The university has given its backing to the Institution of Occupational Safety and Health’s (IOSH) No Time to Lose drive. The campaign is highlighting common risk factors for occupational cancer registrations and deaths, including diesel engine exhaust emissions, solar radiation, asbestos and silica dust. In signing the pledge, the university has agreed to look into whether any work practices could lead to staff and students contracting cancer and, if so, put in place measures which can control the risks.
Experts will also explore the challenges facing the UK’s health and safety system, the impact of new sentencing guidelines for corporate health and safety offences, and provide an update on the development of ISO 45001 - a new international standard for occupational safety and health (OSH).The conference, organised by the Institution of Occupational Safety and Health (IOSH), is in its 41st year and remains a key event for OSH professionals working in, or with, the public sector.
There was a record high 5,423 assaults on prison staff, up 40 per cent from 3,887 in the previous year, according to Ministry of Justice figures published on July 28 2016. This equates to a rate of 63 assault-on-staff incidents per 1,000 prisoners, up from 46 in the previous year.
Twenty-seven candidates have been nominated for the election.

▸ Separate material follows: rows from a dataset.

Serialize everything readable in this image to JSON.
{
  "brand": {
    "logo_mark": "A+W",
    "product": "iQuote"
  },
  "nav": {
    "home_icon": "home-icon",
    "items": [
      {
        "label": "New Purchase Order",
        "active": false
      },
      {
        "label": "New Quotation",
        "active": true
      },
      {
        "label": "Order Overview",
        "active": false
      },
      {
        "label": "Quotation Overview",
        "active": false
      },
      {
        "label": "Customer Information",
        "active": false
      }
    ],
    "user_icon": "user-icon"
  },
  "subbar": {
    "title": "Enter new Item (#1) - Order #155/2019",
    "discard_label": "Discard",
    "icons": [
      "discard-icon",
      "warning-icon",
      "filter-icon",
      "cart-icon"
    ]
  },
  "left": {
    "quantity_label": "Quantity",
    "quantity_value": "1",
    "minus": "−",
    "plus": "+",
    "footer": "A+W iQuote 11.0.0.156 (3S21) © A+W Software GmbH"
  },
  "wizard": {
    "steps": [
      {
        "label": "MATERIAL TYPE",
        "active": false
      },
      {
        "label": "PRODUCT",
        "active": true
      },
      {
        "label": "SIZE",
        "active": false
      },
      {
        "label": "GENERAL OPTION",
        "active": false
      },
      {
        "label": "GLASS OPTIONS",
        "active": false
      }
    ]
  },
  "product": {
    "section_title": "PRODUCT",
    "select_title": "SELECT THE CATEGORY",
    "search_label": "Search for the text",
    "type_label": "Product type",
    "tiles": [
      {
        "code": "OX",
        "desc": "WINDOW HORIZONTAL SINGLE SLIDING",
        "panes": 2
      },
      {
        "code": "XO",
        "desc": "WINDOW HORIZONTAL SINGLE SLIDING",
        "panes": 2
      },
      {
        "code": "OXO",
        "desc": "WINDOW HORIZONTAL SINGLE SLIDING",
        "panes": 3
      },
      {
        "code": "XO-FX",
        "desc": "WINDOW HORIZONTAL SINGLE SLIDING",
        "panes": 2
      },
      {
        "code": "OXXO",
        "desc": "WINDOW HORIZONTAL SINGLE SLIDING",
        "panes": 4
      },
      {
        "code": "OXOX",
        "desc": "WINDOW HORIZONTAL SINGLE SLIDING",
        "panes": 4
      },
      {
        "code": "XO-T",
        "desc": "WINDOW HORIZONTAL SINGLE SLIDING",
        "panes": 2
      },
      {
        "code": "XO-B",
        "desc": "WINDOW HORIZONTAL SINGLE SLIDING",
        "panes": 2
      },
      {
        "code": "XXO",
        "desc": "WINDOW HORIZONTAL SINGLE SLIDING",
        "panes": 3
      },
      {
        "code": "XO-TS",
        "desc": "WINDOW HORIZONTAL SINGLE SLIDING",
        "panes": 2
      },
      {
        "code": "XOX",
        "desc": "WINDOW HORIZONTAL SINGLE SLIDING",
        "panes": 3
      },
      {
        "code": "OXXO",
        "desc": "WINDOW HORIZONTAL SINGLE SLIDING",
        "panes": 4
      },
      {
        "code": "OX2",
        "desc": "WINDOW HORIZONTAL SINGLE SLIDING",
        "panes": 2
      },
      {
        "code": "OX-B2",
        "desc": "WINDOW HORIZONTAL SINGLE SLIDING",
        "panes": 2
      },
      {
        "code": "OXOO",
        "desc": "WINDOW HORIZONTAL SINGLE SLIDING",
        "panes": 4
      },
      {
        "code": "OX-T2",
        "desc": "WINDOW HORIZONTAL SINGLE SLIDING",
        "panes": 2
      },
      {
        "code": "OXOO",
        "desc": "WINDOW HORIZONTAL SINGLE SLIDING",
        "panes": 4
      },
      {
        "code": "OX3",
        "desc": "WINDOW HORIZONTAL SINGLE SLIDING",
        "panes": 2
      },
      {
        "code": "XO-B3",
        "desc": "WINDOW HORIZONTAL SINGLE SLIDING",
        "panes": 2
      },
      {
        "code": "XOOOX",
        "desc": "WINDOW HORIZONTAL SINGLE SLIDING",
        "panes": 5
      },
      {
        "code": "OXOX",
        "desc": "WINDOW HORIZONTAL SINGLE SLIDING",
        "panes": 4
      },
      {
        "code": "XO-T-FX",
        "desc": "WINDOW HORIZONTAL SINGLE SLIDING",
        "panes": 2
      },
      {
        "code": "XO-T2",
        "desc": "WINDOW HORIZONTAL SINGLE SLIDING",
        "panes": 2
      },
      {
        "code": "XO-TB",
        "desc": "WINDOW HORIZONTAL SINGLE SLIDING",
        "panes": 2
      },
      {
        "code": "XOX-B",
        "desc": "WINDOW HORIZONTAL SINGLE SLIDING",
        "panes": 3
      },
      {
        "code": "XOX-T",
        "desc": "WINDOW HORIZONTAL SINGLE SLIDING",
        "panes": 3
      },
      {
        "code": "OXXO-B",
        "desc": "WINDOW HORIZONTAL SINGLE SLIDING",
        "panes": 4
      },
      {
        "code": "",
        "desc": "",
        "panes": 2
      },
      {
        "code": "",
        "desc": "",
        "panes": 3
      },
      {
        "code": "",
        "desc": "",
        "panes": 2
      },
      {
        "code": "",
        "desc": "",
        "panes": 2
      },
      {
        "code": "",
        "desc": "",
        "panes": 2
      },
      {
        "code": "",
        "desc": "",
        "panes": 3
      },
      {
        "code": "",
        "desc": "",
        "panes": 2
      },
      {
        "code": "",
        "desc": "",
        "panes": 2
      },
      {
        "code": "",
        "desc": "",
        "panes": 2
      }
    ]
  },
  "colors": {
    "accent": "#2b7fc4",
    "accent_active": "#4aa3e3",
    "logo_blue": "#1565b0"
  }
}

They include some who are currently serving, while others are seeking election for the first time.The Council holds the Board of Trustees accountable for its performance against key responsibilities on behalf of members. It also debates key strategic, professional and policy issues.Links have been sent to members by the Electoral Reform Services, providing instructions and asking them to vote for their chosen candidates. They can vote online or by post. Voting closes at noon on Friday 29 July.
The bodies that are promoting improvements to working conditions in Albania, Serbia, Macedonia, Bulgaria and Montenegro have all pledged their support to the No Time to Lose campaign, which is being run by the Institution of Occupational Safety and Health (IOSH).Frosina Gjino, executive director of the Albanian Occupational Safety and Health Center (AOSHC), said that the organisation believes that raising awareness of the risk of exposure to carcinogens at work will save lives all over the world.
Council represents IOSH members, holding the Board of Trustees accountable for its performance against key responsibilities on their behalf. It also debates key strategic, professional and policy issues.In order of election, the Council members are: